Under this task are some entries; return every one of them exactly.
□ □ □
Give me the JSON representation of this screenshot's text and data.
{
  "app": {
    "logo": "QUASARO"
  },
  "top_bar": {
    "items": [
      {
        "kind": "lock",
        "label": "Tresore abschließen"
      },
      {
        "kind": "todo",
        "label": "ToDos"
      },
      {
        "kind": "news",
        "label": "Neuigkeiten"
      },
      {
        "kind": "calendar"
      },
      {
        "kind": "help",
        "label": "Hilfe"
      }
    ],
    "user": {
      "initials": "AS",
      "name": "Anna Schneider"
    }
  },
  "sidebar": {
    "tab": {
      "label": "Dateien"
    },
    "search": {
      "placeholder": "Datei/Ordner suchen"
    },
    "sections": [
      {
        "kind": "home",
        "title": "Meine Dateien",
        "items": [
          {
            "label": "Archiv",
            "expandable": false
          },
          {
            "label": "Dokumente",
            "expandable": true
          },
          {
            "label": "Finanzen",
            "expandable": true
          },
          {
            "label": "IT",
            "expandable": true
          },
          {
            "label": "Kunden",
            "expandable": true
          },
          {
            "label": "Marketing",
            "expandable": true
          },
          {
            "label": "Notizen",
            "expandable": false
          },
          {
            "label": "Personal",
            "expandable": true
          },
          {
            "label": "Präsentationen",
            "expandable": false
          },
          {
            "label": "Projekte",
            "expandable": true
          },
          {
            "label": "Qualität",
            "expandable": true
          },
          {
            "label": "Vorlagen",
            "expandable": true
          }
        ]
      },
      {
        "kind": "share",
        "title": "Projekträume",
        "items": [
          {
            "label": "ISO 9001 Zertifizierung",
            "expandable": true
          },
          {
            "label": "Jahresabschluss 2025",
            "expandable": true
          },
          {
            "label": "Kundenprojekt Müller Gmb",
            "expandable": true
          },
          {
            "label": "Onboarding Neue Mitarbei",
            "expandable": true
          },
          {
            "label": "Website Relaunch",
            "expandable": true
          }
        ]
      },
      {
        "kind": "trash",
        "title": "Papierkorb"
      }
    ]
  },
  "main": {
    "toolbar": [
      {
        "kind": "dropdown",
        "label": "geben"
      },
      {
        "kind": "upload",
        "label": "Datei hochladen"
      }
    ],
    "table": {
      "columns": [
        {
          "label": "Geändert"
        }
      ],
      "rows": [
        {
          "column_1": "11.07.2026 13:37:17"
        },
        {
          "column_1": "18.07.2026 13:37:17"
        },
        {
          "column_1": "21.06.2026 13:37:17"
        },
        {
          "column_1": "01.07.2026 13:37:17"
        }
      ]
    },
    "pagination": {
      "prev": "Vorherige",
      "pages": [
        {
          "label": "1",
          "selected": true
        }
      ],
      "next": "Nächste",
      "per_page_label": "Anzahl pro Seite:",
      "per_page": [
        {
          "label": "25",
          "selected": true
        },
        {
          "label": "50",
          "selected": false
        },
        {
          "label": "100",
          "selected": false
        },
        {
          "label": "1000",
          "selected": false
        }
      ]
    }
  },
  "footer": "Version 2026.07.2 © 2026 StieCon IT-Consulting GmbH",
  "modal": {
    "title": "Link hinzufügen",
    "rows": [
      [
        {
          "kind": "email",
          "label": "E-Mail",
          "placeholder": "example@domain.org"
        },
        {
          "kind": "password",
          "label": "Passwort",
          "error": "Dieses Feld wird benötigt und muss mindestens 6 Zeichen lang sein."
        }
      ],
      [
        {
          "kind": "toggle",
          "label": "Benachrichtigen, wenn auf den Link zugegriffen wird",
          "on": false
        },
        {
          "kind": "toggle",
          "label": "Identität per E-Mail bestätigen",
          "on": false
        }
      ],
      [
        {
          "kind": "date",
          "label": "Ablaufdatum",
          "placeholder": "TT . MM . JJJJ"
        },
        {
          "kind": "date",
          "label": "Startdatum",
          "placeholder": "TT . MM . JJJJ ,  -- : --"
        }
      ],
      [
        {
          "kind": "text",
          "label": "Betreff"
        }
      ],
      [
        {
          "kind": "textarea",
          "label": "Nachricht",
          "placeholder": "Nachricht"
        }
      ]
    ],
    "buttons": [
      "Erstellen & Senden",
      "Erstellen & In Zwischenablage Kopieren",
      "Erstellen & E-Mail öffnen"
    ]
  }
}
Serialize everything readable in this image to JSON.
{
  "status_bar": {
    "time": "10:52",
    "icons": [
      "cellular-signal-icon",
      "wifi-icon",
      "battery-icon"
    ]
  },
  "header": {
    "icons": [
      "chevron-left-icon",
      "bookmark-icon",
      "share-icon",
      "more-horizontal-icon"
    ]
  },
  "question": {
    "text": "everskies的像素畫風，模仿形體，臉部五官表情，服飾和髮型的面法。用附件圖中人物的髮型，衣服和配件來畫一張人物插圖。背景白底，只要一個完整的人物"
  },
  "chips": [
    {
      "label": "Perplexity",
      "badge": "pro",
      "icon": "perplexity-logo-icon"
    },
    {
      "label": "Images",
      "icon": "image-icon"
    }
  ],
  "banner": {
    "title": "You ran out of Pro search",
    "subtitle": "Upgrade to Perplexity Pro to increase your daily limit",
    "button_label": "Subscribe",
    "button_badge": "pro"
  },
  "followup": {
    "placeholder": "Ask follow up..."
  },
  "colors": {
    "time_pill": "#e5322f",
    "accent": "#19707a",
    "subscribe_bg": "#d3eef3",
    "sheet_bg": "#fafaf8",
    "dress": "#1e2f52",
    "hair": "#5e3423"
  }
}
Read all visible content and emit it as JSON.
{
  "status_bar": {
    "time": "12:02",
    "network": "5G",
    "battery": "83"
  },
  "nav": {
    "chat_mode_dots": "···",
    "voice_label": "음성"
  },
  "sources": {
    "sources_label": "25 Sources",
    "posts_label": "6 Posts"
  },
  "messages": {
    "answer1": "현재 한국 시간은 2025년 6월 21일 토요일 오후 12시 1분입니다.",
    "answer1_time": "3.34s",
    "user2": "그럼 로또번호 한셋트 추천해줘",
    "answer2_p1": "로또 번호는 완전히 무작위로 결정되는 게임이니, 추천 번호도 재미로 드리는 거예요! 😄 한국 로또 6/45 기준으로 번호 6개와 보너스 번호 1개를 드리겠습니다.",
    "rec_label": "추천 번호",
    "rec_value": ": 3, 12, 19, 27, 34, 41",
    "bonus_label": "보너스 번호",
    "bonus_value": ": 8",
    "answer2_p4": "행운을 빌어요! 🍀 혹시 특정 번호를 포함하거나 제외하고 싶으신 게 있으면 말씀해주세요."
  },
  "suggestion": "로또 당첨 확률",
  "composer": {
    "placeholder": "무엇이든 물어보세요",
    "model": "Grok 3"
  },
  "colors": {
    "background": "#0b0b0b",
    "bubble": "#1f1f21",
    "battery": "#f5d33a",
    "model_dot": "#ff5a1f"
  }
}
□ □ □
PROBLEM SOLUTION:
Give me the JSON representation of this screenshot's text and data.
{
  "app": {
    "logo": "QUASARO"
  },
  "top_bar": {
    "items": [
      {
        "kind": "lock",
        "label": "Tresore abschließen"
      },
      {
        "kind": "todo",
        "label": "ToDos"
      },
      {
        "kind": "news",
        "label": "Neuigkeiten"
      },
      {
        "kind": "calendar"
      },
      {
        "kind": "help",
        "label": "Hilfe"
      }
    ],
    "user": {
      "initials": "AS",
      "name": "Anna Schneider"
    }
  },
  "sidebar": {
    "tab": {
      "label": "Dateien"
    },
    "search": {
      "placeholder": "Datei/Ordner suchen"
    },
    "sections": [
      {
        "kind": "home",
        "title": "Meine Dateien",
        "items": [
          {
            "label": "Archiv",
            "expandable": false
          },
          {
            "label": "Dokumente",
            "expandable": true
          },
          {
            "label": "Finanzen",
            "expandable": true
          },
          {
            "label": "IT",
            "expandable": true
          },
          {
            "label": "Kunden",
            "expandable": true
          },
          {
            "label": "Marketing",
            "expandable": true
          },
          {
            "label": "Notizen",
            "expandable": false
          },
          {
            "label": "Personal",
            "expandable": true
          },
          {
            "label": "Präsentationen",
            "expandable": false
          },
          {
            "label": "Projekte",
            "expandable": true
          },
          {
            "label": "Qualität",
            "expandable": true
          },
          {
            "label": "Vorlagen",
            "expandable": true
          }
        ]
      },
      {
        "kind": "share",
        "title": "Projekträume",
        "items": [
          {
            "label": "ISO 9001 Zertifizierung",
            "expandable": true
          },
          {
            "label": "Jahresabschluss 2025",
            "expandable": true
          },
          {
            "label": "Kundenprojekt Müller Gmb",
            "expandable": true
          },
          {
            "label": "Onboarding Neue Mitarbei",
            "expandable": true
          },
          {
            "label": "Website Relaunch",
            "expandable": true
          }
        ]
      },
      {
        "kind": "trash",
        "title": "Papierkorb"
      }
    ]
  },
  "main": {
    "toolbar": [
      {
        "kind": "dropdown",
        "label": "geben"
      },
      {
        "kind": "upload",
        "label": "Datei hochladen"
      }
    ],
    "table": {
      "columns": [
        {
          "label": "Geändert"
        }
      ],
      "rows": [
        {
          "column_1": "11.07.2026 13:37:17"
        },
        {
          "column_1": "18.07.2026 13:37:17"
        },
        {
          "column_1": "21.06.2026 13:37:17"
        },
        {
          "column_1": "01.07.2026 13:37:17"
        }
      ]
    },
    "pagination": {
      "prev": "Vorherige",
      "pages": [
        {
          "label": "1",
          "selected": true
        }
      ],
      "next": "Nächste",
      "per_page_label": "Anzahl pro Seite:",
      "per_page": [
        {
          "label": "25",
          "selected": true
        },
        {
          "label": "50",
          "selected": false
        },
        {
          "label": "100",
          "selected": false
        },
        {
          "label": "1000",
          "selected": false
        }
      ]
    }
  },
  "footer": "Version 2026.07.2 © 2026 StieCon IT-Consulting GmbH",
  "modal": {
    "title": "Link hinzufügen",
    "rows": [
      [
        {
          "kind": "email",
          "label": "E-Mail",
          "placeholder": "example@domain.org"
        },
        {
          "kind": "password",
          "label": "Passwort",
          "error": "Dieses Feld wird benötigt und muss mindestens 6 Zeichen lang sein."
        }
      ],
      [
        {
          "kind": "toggle",
          "label": "Benachrichtigen, wenn auf den Link zugegriffen wird",
          "on": false
        },
        {
          "kind": "toggle",
          "label": "Identität per E-Mail bestätigen",
          "on": false
        }
      ],
      [
        {
          "kind": "date",
          "label": "Ablaufdatum",
          "placeholder": "TT . MM . JJJJ"
        },
        {
          "kind": "date",
          "label": "Startdatum",
          "placeholder": "TT . MM . JJJJ ,  -- : --"
        }
      ],
      [
        {
          "kind": "text",
          "label": "Betreff"
        }
      ],
      [
        {
          "kind": "textarea",
          "label": "Nachricht",
          "placeholder": "Nachricht"
        }
      ]
    ],
    "buttons": [
      "Erstellen & Senden",
      "Erstellen & In Zwischenablage Kopieren",
      "Erstellen & E-Mail öffnen"
    ]
  }
}
Serialize everything readable in this image to JSON.
{
  "status_bar": {
    "time": "10:52",
    "icons": [
      "cellular-signal-icon",
      "wifi-icon",
      "battery-icon"
    ]
  },
  "header": {
    "icons": [
      "chevron-left-icon",
      "bookmark-icon",
      "share-icon",
      "more-horizontal-icon"
    ]
  },
  "question": {
    "text": "everskies的像素畫風，模仿形體，臉部五官表情，服飾和髮型的面法。用附件圖中人物的髮型，衣服和配件來畫一張人物插圖。背景白底，只要一個完整的人物"
  },
  "chips": [
    {
      "label": "Perplexity",
      "badge": "pro",
      "icon": "perplexity-logo-icon"
    },
    {
      "label": "Images",
      "icon": "image-icon"
    }
  ],
  "banner": {
    "title": "You ran out of Pro search",
    "subtitle": "Upgrade to Perplexity Pro to increase your daily limit",
    "button_label": "Subscribe",
    "button_badge": "pro"
  },
  "followup": {
    "placeholder": "Ask follow up..."
  },
  "colors": {
    "time_pill": "#e5322f",
    "accent": "#19707a",
    "subscribe_bg": "#d3eef3",
    "sheet_bg": "#fafaf8",
    "dress": "#1e2f52",
    "hair": "#5e3423"
  }
}
Read all visible content and emit it as JSON.
{
  "status_bar": {
    "time": "12:02",
    "network": "5G",
    "battery": "83"
  },
  "nav": {
    "chat_mode_dots": "···",
    "voice_label": "음성"
  },
  "sources": {
    "sources_label": "25 Sources",
    "posts_label": "6 Posts"
  },
  "messages": {
    "answer1": "현재 한국 시간은 2025년 6월 21일 토요일 오후 12시 1분입니다.",
    "answer1_time": "3.34s",
    "user2": "그럼 로또번호 한셋트 추천해줘",
    "answer2_p1": "로또 번호는 완전히 무작위로 결정되는 게임이니, 추천 번호도 재미로 드리는 거예요! 😄 한국 로또 6/45 기준으로 번호 6개와 보너스 번호 1개를 드리겠습니다.",
    "rec_label": "추천 번호",
    "rec_value": ": 3, 12, 19, 27, 34, 41",
    "bonus_label": "보너스 번호",
    "bonus_value": ": 8",
    "answer2_p4": "행운을 빌어요! 🍀 혹시 특정 번호를 포함하거나 제외하고 싶으신 게 있으면 말씀해주세요."
  },
  "suggestion": "로또 당첨 확률",
  "composer": {
    "placeholder": "무엇이든 물어보세요",
    "model": "Grok 3"
  },
  "colors": {
    "background": "#0b0b0b",
    "bubble": "#1f1f21",
    "battery": "#f5d33a",
    "model_dot": "#ff5a1f"
  }
}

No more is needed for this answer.